● By Wendy Sipple
Jane Eyre is the newest of many film adaptations of the famous book published in 1847. It’s not hard to find modern day books and films, like Twilight, that borrowed heavily from this original gothic romance. The movie follows the life of Jane Eyre, who is an orphaned child sent to a boarding school that revels in the mistreatment of the children.
Despite her circumstance, Jane is intent on making a life for herself out of nothing. Jane finds work as a governess for a rich man’s ward at the isolated Thornfield Manor. There are rumors of the estate being haunted and strange screams echo in the halls as she tries to sleep. When Mr. Rochester arrives at the estate the strange occurrences increase. Jane also finds herself falling for her imposing employer. Mr. Rochester finds himself attracted to Jane as well but a dark secret keeps the pair apart.
Although Jane Eyre is a classic book and has had several adaptations made into movie form (perhaps the most famous version starring the late Orsen Welles in 1944) I must admit that I had not seen or read Jane Eyre previous to viewing the most current release. I was expecting a period piece and was pleasantly surprised to find a movie buried in atmosphere and intrigue. My attention was captured from start to finish and the twists in the story were truly twisted and caught me by surprise. The film maintained a tension, not only in atmosphere, but also between the relationships of the characters. This kept the audience in high alert.
The movie’s lead was played by Mia Wasikowska, who did a fine job. The supporting cast was strong too, highlighted by Judi Dench. The scene stealer here however was Michael Fassbender. Certain actors have a certain something special that just allows them to stand out; a charisma and a presence. The last actors who had that screen presence in my opinion were Harrison Ford and Clint Eastwood. I think the heir apparent may be Michael Fassbender. His mere presence in a scene added an intensity that oozed from the screen. After seeing his performance here I eagerly await his big budget film debut in June’s X-Men First Class.
Cary Joji Fukunaga directed Jane Eyre as his second feature film and did a marvelous job. It’s easy to see he will have a long career. His ability to pace the movie without losing the tension while servicing the romantic drama displayed a lot of skill. The set designers deserve some recognition too as the manor/castle along with the surrounding woods took on personalities of their own which greatly added to the tone of the movie.
Jane Eyre was a very strong film that featured a crew and cast of what I believe will be future stars. They showcased their talents with great effect. It’s a shame that Jane Eyre won’t find a mainstream audience as I think the younger generation would enjoy this film quite a bit. If you are looking for a romance film with an edge you won’t find many better than Jane Eyre.

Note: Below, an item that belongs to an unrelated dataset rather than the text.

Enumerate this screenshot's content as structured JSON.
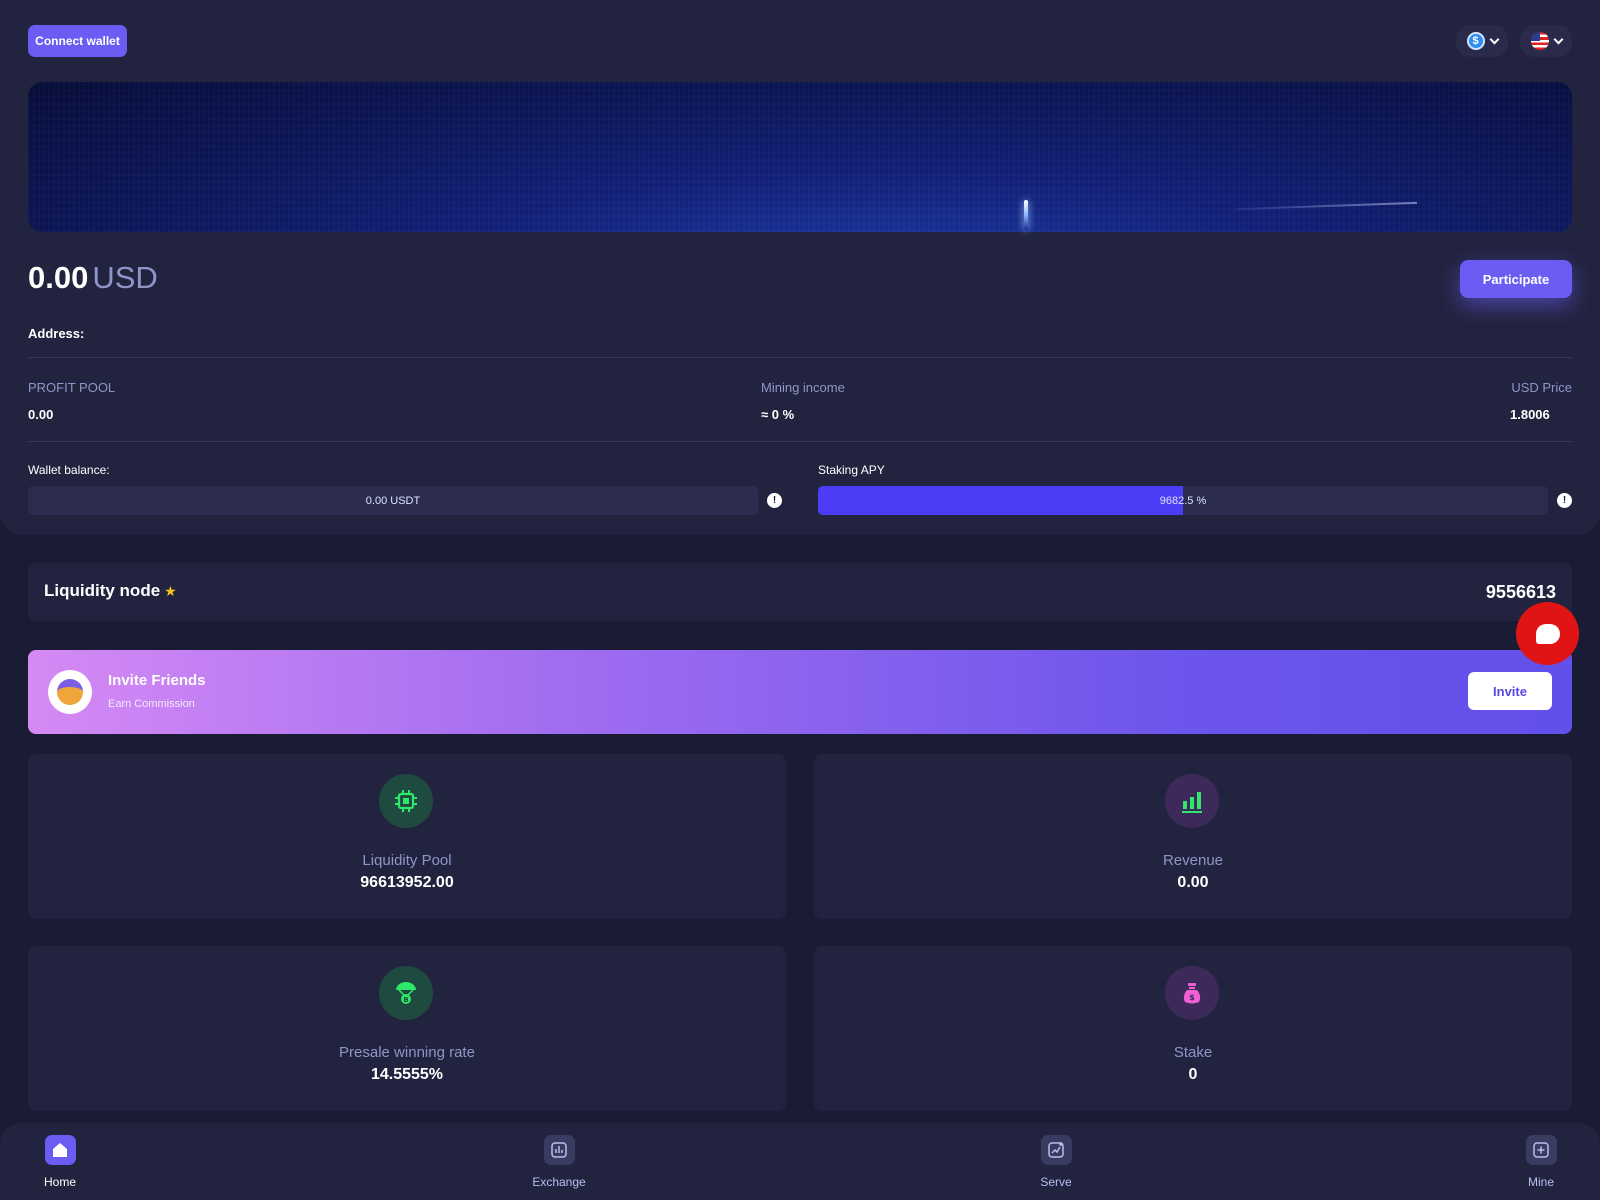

FILMS LIKE JANE EYRE : Edward Scissorhands, Romeo and Juliet and Twilight
Justin Buettner is Style's resident movie dude! How did he get this role? Well, he graduated from Loyola Marymount University with a Bachelor of Arts in film Production and a duel minor in Animation and Business with an emphasis in the entertainment field. He later went on to work on several independent films in various key roles including writer and later worked in the special effects field as a motion capture artist. He has since relocated to the Sacramento area with his family and continues writing for small independent films in addition to his movie reviews for Style Magazine.